The Palmer Index is primarily geared for agricultural areas and is less reliable for snowy mountainous terrain and arid regions, Svoboda said. It is one of many indicators that are incorporated into the U.S. Drought Monitor.
Although total drought coverage is dramatically less than it was a year ago (Figure 4), Svoboda pointed to several parts of the country where drought is either emerging or ongoing.
“This is a critical water year for the West,” he said. “Water managers in California are keeping a close eye on what happens this winter with snowpack in the Sierra Nevada range in northern California and in the Colorado River Basin.”
“The key in the West will be what happens in the water year that started in October 2013,” Fuchs said. “So far there has not been a tremendous amount of early season snows or precipitation in those areas. What we’re really hoping to see is a good snow season for them. The stress on reservoirs and water systems in the West is really going to show through if we don’t have a good winter this year.”
Hawaii has been in various degrees of drought since mid-2008, which has affected water supplies and agriculture, including livestock production. Fuchs said that drought is currently affecting 52.14% of the state, after a November peak of 67.74% and the 2013 low in June of 32.68%.
Another drought area includes parts of Nebraska, Colorado, Kansas, Oklahoma, Texas, and New Mexico, where many areas are in their third year of intense drought. “We’re definitely still talking about a long-term, multi-year drought,” Fuchs said. While those areas have seen some relief, good rains in eastern Texas, and a long, active monsoon season in New Mexico, he said, “We are still talking about the longer-term issues with drought. Surface waters, reservoirs, and ground water are still recovering. It’s going to take some time. Each water system will have to analyze what they’re going to do.”
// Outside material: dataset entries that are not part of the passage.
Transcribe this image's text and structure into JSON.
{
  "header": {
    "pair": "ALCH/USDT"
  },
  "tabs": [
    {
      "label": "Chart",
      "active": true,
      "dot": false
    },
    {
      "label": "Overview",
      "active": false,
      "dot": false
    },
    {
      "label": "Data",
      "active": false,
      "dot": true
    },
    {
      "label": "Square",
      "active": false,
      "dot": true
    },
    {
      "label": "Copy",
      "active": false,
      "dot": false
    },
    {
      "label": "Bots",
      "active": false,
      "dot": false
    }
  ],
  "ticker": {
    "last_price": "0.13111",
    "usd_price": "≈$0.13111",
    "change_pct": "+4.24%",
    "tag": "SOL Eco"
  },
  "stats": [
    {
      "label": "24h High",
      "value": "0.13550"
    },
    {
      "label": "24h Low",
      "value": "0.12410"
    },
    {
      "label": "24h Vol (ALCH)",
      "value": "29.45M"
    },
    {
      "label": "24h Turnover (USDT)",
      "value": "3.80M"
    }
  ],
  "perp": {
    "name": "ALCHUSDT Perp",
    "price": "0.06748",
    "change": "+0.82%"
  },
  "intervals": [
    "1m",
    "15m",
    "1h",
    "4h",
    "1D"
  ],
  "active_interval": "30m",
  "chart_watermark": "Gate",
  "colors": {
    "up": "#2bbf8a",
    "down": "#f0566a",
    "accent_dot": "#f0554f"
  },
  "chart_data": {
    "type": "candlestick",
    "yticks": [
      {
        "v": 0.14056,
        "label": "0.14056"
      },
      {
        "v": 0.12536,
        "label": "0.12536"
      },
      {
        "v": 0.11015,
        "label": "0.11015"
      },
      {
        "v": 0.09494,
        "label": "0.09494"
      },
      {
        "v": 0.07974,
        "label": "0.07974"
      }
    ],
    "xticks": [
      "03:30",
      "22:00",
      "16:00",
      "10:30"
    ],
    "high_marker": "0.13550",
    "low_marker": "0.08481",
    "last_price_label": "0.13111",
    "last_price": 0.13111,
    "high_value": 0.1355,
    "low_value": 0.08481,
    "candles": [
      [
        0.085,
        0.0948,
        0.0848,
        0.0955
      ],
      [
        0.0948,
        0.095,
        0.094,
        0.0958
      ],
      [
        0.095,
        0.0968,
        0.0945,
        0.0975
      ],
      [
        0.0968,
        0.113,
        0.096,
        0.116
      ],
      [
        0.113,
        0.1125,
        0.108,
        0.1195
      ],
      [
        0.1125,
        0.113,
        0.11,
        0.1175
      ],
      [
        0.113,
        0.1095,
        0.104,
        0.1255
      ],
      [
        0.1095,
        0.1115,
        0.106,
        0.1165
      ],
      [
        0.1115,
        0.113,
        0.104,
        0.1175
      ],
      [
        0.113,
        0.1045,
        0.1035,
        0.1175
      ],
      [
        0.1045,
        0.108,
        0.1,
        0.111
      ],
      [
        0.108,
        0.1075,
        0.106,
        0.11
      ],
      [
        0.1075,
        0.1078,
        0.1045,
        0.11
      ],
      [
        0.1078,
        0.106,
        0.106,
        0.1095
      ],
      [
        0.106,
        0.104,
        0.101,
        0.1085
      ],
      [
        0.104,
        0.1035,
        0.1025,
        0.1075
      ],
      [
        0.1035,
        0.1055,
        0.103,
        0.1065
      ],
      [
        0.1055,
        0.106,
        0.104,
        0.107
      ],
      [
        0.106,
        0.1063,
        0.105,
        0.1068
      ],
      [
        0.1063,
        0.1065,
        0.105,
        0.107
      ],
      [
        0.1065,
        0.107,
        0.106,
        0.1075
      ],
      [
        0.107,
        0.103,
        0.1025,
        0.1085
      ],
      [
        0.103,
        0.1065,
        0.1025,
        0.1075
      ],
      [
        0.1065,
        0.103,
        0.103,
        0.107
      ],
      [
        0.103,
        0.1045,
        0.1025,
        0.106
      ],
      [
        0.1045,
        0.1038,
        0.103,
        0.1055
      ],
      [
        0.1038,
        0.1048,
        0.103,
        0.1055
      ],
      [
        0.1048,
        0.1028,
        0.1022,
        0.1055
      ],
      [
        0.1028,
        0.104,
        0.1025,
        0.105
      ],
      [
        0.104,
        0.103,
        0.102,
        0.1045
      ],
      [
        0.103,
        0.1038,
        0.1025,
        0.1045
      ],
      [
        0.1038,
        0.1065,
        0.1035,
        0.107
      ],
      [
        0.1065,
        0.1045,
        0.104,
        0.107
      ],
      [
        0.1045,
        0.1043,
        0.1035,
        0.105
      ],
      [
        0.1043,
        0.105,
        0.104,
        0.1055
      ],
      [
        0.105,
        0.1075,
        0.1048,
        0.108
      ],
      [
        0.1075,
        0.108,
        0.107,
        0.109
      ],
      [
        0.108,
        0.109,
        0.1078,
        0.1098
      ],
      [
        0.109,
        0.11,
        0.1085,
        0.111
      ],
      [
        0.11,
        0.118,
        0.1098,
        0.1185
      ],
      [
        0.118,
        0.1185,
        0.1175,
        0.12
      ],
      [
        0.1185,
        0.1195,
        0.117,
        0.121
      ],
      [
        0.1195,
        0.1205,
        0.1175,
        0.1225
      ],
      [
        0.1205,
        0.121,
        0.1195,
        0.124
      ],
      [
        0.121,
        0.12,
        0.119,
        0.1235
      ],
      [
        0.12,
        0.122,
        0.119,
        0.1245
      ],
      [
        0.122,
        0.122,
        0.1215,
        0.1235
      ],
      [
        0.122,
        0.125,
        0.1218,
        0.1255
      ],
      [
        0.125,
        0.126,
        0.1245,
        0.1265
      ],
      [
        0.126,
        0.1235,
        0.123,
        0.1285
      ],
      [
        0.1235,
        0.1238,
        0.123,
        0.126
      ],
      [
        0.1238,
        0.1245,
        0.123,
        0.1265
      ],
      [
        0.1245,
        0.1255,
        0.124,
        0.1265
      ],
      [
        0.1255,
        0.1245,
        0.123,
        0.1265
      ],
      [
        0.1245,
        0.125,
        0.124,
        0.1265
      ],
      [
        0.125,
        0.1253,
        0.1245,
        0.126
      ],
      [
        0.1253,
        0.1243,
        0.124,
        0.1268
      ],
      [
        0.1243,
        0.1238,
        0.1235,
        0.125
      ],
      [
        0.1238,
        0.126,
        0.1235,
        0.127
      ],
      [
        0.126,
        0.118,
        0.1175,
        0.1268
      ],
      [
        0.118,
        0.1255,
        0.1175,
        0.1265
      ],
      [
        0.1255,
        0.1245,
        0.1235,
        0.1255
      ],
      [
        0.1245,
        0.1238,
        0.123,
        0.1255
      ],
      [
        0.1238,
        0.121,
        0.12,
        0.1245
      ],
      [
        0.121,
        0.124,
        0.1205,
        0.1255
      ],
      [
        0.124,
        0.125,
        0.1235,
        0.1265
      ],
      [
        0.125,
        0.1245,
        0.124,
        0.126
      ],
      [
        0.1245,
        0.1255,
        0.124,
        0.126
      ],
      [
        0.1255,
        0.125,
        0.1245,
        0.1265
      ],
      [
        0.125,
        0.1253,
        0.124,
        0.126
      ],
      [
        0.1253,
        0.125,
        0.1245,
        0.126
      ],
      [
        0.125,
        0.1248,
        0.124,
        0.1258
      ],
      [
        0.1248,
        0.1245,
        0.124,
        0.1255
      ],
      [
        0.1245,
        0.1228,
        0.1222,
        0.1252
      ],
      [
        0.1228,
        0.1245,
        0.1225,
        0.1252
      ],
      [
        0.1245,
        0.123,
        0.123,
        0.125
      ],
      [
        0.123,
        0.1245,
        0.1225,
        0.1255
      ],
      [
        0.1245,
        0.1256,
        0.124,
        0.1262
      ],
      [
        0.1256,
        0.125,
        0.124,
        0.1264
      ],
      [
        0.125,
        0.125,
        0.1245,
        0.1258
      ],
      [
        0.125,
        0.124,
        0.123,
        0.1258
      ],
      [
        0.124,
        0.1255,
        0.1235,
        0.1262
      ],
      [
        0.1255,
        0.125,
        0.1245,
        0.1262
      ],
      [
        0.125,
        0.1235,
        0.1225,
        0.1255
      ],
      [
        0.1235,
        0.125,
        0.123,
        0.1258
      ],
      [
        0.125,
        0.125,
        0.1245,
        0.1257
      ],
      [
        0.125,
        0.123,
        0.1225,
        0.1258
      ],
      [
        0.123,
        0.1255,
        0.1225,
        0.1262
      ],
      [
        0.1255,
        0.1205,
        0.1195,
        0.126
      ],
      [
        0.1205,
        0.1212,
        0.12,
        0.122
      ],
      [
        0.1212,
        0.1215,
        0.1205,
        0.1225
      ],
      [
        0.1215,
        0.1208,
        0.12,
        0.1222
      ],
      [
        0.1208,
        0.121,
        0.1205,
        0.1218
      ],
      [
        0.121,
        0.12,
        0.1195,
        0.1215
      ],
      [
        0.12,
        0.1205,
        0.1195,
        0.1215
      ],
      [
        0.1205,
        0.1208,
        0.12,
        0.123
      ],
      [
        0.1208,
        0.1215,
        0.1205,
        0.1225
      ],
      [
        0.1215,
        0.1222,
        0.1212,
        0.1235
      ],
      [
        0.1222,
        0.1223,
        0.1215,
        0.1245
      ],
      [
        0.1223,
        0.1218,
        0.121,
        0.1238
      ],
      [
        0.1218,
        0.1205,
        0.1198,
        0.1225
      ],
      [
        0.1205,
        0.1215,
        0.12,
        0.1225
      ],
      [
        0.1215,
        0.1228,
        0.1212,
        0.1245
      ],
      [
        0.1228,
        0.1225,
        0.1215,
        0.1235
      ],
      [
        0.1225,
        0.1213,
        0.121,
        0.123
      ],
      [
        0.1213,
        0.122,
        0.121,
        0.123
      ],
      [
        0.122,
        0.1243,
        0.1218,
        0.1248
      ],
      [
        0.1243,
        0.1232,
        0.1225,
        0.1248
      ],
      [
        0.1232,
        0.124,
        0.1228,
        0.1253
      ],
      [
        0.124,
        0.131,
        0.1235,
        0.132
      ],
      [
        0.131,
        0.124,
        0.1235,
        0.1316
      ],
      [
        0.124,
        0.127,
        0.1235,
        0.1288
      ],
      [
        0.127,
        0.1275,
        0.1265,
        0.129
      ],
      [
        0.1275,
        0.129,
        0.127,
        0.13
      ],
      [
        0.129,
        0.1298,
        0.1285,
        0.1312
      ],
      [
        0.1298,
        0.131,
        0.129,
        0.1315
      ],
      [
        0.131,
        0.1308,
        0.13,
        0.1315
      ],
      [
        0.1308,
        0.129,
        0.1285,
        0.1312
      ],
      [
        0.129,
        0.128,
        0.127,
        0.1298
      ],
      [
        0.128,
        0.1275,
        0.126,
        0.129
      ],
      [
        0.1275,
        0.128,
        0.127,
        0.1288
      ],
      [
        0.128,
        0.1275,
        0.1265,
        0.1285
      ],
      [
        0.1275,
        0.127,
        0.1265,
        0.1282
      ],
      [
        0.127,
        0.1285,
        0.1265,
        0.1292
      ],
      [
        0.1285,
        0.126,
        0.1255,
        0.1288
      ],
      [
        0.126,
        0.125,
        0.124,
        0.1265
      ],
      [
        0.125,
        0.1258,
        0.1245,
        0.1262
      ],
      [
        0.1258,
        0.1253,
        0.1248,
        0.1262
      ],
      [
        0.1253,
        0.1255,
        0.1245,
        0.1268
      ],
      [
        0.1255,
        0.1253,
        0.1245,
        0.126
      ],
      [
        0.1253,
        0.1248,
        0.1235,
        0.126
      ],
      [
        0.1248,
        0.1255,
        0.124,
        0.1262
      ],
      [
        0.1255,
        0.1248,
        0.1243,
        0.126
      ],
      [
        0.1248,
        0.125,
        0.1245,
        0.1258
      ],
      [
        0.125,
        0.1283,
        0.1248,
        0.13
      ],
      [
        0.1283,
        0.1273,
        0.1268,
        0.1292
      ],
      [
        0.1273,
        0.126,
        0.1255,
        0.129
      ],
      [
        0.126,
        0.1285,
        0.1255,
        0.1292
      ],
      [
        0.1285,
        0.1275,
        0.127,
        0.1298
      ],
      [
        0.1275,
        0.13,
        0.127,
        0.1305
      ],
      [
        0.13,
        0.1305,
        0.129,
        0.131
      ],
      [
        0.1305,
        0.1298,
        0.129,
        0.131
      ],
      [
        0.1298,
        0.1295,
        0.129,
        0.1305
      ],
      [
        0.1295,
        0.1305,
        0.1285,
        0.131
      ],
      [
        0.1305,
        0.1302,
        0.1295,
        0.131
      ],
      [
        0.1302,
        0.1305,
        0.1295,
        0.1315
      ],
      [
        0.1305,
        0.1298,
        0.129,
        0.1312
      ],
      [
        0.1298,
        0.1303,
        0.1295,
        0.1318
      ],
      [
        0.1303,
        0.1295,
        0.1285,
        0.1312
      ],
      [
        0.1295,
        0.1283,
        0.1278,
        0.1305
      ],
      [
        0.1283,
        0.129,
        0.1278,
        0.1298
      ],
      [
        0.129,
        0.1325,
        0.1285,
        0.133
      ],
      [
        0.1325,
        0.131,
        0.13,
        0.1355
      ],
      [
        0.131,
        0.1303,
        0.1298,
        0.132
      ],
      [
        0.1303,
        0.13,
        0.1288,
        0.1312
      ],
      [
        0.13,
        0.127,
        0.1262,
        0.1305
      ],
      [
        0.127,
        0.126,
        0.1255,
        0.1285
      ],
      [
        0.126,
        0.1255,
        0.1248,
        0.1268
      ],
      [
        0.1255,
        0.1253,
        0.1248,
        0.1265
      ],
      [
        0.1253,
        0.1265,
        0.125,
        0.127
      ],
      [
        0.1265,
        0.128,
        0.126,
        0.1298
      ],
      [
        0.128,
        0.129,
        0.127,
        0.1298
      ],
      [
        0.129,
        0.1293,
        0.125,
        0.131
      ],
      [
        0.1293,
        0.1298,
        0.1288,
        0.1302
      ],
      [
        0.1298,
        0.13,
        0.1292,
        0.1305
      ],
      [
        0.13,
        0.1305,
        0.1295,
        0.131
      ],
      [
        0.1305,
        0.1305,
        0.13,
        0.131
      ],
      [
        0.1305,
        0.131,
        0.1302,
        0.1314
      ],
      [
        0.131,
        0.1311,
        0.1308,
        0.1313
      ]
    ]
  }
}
In New England, moderate drought emerged after a dry fall, although Fuchs predicted that drought there would be short-lived: “We don’t generally see a lot of long-term issues in the Northeast.”
Communications Specialist, National Drought Mitigation Center